Activity: Work out the number of lines below containing the word "active" and give nothing besides it.

== Segment start ==

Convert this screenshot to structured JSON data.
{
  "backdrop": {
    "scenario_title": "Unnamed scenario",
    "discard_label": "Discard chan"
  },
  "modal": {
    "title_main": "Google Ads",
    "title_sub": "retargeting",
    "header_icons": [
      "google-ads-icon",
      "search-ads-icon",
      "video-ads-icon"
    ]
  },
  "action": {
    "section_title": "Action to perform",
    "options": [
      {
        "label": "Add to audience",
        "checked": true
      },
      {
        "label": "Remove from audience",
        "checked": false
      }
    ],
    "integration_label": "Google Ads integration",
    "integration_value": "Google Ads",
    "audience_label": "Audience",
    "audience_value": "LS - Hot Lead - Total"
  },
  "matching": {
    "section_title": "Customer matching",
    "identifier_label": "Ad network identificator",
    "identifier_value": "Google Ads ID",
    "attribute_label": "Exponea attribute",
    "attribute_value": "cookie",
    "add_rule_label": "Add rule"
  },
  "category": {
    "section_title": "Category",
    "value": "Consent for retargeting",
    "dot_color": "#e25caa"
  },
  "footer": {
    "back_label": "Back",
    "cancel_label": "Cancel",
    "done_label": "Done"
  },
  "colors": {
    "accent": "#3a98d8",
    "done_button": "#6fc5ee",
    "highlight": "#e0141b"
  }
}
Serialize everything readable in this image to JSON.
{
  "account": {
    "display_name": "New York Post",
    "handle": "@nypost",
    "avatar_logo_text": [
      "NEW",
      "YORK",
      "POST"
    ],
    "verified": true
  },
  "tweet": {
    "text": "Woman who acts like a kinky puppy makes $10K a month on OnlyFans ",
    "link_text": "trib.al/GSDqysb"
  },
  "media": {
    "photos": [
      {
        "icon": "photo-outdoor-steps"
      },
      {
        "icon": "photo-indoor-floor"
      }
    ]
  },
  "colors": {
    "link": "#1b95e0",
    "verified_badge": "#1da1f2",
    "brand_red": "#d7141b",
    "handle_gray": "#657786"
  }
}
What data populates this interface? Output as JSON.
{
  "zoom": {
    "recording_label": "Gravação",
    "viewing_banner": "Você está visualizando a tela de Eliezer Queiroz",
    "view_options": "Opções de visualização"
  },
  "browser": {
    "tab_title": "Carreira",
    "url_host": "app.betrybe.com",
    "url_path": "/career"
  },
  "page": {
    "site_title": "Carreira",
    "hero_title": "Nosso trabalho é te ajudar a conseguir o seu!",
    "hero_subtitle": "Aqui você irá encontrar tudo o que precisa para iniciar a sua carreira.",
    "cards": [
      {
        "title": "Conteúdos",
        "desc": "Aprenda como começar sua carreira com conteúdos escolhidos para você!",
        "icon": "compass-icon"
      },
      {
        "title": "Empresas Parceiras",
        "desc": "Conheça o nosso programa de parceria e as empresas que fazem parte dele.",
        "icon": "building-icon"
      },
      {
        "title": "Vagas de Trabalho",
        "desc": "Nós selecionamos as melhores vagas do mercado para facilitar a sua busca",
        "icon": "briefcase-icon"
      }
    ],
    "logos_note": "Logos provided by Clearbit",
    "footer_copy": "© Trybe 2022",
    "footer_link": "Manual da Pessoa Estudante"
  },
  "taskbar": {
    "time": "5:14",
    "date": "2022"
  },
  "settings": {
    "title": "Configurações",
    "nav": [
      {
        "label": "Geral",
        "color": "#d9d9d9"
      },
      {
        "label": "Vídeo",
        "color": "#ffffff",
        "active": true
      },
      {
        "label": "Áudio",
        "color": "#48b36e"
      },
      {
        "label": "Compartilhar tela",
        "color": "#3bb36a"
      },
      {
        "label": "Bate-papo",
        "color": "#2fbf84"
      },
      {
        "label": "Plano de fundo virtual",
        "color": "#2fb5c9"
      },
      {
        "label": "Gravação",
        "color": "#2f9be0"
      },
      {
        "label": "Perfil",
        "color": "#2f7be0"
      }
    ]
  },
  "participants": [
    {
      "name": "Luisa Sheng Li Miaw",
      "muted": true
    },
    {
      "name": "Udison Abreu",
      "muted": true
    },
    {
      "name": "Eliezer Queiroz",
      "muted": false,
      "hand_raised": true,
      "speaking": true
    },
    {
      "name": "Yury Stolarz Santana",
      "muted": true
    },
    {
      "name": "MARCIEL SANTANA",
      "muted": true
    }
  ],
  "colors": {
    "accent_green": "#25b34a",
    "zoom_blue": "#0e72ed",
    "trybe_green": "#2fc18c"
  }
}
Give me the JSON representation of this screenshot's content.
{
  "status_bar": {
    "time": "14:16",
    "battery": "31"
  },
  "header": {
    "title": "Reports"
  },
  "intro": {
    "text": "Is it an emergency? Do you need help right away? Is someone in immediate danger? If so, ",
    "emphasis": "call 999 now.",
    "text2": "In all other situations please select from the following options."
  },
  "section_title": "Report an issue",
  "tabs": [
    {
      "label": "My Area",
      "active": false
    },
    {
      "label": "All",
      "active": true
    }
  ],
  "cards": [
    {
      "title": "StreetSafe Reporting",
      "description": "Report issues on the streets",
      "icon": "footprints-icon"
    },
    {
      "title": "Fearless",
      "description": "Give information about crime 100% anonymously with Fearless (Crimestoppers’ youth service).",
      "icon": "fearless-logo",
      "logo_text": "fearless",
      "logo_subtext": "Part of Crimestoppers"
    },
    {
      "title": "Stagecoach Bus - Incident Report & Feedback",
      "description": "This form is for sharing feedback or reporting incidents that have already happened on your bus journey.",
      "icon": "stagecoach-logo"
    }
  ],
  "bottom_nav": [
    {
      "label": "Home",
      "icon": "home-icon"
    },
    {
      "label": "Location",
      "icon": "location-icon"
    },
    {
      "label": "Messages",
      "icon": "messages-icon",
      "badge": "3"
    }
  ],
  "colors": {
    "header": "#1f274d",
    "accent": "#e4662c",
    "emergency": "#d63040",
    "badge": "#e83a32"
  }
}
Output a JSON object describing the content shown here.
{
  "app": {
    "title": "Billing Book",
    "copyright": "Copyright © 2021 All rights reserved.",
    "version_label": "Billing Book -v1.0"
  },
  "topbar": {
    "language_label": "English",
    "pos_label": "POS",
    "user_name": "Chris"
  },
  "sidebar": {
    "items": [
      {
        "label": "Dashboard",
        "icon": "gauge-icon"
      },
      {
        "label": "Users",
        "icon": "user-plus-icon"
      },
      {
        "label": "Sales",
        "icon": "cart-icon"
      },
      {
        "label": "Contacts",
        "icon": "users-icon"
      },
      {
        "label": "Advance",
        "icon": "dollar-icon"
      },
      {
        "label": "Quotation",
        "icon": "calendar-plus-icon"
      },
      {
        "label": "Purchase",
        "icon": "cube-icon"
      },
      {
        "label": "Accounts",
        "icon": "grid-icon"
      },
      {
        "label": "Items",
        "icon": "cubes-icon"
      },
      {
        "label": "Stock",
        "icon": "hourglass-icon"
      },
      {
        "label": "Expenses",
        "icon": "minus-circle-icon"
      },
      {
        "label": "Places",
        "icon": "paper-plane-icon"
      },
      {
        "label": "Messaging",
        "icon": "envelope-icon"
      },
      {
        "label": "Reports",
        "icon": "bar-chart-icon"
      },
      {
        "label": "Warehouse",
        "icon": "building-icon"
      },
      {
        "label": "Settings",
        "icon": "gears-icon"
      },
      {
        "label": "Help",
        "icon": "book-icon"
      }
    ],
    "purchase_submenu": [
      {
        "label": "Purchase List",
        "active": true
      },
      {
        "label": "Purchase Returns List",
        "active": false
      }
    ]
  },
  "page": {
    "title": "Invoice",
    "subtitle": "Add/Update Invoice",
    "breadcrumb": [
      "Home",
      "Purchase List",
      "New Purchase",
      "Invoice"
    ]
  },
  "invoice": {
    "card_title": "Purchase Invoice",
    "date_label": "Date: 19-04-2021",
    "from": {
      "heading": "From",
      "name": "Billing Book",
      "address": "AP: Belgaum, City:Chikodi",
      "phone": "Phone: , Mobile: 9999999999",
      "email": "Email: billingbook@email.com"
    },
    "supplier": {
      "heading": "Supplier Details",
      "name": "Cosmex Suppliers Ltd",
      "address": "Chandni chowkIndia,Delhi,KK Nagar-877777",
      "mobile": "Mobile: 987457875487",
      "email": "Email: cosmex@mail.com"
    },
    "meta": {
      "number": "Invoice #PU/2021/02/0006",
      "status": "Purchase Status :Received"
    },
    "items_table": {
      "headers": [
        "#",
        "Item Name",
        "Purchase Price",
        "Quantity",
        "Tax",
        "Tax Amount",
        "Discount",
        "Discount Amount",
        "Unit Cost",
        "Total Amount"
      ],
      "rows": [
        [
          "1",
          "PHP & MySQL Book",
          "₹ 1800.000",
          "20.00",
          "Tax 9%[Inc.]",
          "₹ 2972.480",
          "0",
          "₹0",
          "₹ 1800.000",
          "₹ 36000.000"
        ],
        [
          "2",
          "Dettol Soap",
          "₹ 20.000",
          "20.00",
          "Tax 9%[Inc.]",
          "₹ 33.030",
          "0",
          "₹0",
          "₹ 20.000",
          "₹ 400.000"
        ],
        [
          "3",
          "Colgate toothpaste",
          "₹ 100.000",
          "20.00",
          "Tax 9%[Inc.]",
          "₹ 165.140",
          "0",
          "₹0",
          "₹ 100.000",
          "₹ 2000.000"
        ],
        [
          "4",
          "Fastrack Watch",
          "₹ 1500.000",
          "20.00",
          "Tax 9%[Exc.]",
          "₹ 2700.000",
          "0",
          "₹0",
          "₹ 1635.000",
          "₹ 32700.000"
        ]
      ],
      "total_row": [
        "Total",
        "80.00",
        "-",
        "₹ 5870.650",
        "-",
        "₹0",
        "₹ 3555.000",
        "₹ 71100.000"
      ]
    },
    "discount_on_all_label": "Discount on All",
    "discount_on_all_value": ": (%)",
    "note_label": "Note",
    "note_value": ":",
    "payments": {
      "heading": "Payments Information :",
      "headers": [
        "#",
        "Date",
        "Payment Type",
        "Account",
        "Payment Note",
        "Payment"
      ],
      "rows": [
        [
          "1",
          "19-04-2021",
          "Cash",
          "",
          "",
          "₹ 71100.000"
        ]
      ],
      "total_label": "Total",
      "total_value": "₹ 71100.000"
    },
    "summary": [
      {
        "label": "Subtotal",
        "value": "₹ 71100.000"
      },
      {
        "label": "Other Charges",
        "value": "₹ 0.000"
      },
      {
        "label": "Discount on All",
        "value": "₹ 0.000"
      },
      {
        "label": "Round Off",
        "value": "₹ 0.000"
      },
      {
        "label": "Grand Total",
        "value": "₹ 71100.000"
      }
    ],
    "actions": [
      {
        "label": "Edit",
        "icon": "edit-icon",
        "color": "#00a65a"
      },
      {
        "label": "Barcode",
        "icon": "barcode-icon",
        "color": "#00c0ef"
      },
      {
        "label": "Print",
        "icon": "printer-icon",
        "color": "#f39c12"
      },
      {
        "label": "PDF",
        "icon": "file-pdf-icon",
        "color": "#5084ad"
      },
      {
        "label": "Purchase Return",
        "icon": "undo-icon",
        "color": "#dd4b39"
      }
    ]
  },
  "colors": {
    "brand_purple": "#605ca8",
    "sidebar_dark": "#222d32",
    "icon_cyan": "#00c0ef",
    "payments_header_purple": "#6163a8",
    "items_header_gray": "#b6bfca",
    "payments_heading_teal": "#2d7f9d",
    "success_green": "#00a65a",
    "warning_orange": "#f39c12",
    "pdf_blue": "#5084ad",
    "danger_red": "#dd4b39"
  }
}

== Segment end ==

Response box: 5